Sunday, February 7, 2010

What European Centralizers Think

The New York Times publishes an article ”Is Greece’s Debt Trashing the Euro?”.

Here is an excerpt reporting a centralizer’s diagnosis and “quitte ou double” dilemma: does the euro survival now compels Europeans to merge their diverse polities into one?

“We have a centralized monetary policy, but we allow budgets and wages to move in different directions,” said Paul De Grauwe, an economist in Brussels who advises the president of the European Commission, José Manuel Barroso. “Without a political union, in the long run the euro zone cannot last.”

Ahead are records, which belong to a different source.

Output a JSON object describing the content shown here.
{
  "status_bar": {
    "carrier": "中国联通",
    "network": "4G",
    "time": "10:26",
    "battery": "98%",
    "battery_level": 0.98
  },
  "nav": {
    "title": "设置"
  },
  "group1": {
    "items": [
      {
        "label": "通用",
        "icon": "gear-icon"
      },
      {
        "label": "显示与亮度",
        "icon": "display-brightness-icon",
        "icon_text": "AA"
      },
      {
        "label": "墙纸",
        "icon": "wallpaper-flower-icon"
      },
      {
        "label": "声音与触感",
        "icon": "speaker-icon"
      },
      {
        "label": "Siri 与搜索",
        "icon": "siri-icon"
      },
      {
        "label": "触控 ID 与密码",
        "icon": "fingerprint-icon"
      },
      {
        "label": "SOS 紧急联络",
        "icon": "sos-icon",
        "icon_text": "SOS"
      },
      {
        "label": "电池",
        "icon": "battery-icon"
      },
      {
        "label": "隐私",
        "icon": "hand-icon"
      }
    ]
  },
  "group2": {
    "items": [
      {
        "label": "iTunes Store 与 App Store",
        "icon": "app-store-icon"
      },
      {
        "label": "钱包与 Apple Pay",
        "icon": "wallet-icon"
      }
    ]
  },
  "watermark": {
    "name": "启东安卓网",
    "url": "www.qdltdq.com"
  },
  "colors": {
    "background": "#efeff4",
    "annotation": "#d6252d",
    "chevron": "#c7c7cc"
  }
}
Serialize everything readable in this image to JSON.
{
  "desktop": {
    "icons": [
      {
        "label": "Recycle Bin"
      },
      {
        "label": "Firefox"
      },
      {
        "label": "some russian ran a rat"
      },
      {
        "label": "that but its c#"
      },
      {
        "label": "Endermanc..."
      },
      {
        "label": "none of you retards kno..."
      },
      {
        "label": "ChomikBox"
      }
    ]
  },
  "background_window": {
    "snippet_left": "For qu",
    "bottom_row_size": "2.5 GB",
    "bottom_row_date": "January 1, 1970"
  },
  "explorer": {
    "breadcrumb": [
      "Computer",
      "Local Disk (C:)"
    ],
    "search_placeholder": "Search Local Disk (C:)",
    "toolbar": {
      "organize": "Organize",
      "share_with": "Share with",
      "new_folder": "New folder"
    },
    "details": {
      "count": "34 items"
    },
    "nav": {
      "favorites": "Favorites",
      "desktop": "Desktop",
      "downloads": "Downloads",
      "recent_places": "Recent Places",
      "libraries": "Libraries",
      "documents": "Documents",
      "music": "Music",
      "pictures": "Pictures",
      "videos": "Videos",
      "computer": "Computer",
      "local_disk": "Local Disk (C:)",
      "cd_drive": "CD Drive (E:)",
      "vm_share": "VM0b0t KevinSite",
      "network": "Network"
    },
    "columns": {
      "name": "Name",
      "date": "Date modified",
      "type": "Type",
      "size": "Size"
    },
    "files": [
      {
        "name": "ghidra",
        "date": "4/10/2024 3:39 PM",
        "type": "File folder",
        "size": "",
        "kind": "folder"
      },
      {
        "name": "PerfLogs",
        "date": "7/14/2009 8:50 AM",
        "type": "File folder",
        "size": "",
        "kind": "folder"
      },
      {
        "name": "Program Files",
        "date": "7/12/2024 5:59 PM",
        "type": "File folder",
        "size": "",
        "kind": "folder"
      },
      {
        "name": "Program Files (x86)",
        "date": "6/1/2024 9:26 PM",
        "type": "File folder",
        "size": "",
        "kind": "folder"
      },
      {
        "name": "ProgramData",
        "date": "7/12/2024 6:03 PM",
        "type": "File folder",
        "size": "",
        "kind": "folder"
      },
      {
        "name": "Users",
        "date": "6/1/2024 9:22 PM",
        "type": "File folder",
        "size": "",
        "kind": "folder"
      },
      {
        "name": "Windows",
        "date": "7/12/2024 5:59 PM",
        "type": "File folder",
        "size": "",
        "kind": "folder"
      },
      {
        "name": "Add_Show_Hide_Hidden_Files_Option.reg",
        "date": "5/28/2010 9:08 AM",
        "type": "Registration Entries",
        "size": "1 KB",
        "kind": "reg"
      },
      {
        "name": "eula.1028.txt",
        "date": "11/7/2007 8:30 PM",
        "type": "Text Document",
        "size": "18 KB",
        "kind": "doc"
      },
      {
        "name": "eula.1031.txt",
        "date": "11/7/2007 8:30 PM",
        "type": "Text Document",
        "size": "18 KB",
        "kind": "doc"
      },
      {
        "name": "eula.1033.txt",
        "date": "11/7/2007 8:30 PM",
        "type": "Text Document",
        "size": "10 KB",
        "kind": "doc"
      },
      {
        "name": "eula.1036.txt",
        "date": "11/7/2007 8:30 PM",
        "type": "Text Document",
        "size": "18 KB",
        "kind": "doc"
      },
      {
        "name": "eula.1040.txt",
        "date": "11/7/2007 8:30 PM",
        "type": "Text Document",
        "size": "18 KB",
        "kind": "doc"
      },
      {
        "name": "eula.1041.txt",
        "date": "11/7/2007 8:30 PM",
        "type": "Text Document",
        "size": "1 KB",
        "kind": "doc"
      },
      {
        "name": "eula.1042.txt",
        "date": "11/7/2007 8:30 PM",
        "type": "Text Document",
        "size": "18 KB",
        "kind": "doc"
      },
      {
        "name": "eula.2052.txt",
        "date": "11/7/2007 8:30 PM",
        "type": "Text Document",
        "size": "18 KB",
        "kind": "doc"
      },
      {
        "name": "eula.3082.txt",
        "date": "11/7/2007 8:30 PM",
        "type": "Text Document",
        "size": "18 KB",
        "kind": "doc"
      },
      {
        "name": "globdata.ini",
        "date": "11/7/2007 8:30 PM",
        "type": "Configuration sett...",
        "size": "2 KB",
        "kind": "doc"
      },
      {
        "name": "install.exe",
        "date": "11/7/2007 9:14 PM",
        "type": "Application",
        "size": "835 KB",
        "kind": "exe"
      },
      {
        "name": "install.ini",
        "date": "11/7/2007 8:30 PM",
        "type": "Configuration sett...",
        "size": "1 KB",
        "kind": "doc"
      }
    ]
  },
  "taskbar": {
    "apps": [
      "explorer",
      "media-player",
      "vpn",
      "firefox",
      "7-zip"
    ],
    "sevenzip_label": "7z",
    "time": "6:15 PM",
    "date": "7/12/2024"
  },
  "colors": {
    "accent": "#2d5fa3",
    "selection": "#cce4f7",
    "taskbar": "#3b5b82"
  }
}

That was the hope of the federalists from the start. But the remedy would prove to be worse than the disease in this decentralizing, post-imperialist era. In a choice between creating a continental super-state and a return of some member states to an autonomous national monetary policy, the latter option is clearly the lower cost and higher welfare improving strategy. But centralization means more power for political decision makers, and better career prospects for bureaucrats. It is thus the preferred solutions of European elites, while voters, when clearly asked the question, tend to reject it.

No comments: